The prestigious U.S. Military Academy, West Point, is being taken to court over allegations that it has improperly used race and ethnicity as determining factors in its admissions process.
The lawsuit, filed on Tuesday in New York’s Southern District, is spearheaded by the same group, Students for Fair Admissions (SFFA), that was behind the landmark case that led the U.S. Supreme Court to nullify affirmative action in college admissions earlier this year.
“West Point openly states that ‘[t]he United States Military Academy is fully committed to affirmative action.'” The lawsuit states. “That ‘commitment’ plays out across all areas of the Academy’s admissions policy.”
The lawsuit by SFFA claims that West Point “sets benchmarks” for percentages of each class of students to be filled by Hispanics, African Americans, and Asians, claims that it “meticulously tracks its compliance with those figures” within a “tenth of a percentage point.”
“These racial benchmarks vary by year, based on the ever-shifting demographics of the enlisted ranks,” the lawsuit states. “In other words, the Academy openly attempts ‘to balance the Corps’ of cadets by setting ‘desired percentages … of blacks, Hispanics, and other minorities’ for each incoming class.”
According to the complaint, rather than evaluating potential cadets based on their abilities and leadership potential, West Point has allegedly focused primarily on race.
The lawsuit claims, “In fact, it openly publishes its racial composition’ goals,’ and its director of admissions brags that race is wholly determinative for hundreds if not thousands of applicants.”
West Point, in response, has not addressed the specific details of the case, stating only that it “does not comment on ongoing investigations to protect the integrity of its outcome for all parties involved,” according to The Associated Press.
While the Supreme Court’s decision in June invalidated admissions plans at both Harvard University and the University of North Carolina, the court’s ruling did not extend to West Point or any other military academies.
Edward Blum, president of SFFA, asserts that the principles underlying the high court’s decision should also be applicable to military higher education establishments.
“No level of deference justifies these polarizing and disliked racial classifications and preferences in admissions to West Point or any of our service academies,” he said.
The academy is responsible for producing roughly 17% of new Army officers that are commissioned each year, according to The Associated Press.
The institution has been actively making efforts to foster diversity, with outreach programs targeting major cities such as New York City, Atlanta and Detroit. Recent data shows that minority enrollment stood at around 38% for the newest class, which was comprised of over 1,240 cadets.
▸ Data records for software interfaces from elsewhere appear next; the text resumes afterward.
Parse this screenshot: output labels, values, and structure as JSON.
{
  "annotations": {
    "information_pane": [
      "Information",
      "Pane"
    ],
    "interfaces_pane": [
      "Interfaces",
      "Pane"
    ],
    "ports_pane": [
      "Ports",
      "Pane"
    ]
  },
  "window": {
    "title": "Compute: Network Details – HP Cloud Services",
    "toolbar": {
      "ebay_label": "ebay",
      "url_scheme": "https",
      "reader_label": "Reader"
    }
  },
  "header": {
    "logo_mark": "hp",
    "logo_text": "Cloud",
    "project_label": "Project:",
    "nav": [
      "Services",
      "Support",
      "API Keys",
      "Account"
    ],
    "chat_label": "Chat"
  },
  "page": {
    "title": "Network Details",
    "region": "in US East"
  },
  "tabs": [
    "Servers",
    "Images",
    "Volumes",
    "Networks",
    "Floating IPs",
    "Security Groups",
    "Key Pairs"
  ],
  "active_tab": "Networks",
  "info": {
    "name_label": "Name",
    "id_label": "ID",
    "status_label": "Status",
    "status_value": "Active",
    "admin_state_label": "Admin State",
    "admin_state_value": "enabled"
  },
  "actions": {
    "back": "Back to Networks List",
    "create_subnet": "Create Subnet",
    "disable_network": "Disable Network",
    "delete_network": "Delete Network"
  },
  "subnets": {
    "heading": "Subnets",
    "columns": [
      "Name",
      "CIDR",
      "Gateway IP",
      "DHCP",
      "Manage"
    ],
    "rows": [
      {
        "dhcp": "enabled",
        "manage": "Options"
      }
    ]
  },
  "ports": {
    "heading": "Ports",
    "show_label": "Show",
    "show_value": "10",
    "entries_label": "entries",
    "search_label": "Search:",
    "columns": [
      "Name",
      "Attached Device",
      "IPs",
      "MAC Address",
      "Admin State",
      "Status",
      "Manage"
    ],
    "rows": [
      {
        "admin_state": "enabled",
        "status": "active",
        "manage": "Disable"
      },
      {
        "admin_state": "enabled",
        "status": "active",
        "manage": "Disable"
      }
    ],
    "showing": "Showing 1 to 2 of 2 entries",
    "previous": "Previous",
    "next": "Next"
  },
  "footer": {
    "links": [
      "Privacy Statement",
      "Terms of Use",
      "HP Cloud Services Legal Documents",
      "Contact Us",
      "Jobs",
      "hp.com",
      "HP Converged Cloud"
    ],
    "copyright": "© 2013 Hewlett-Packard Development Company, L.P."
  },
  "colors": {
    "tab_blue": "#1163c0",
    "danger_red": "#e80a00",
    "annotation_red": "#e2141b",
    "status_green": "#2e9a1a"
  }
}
In addition to West Point, the lawsuit also implicates the Department of Defense and Secretary of Defense Lloyd Austin, as well as other officials.
This news article was partially created with the assistance of artificial intelligence and edited and fact-checked by a human editor.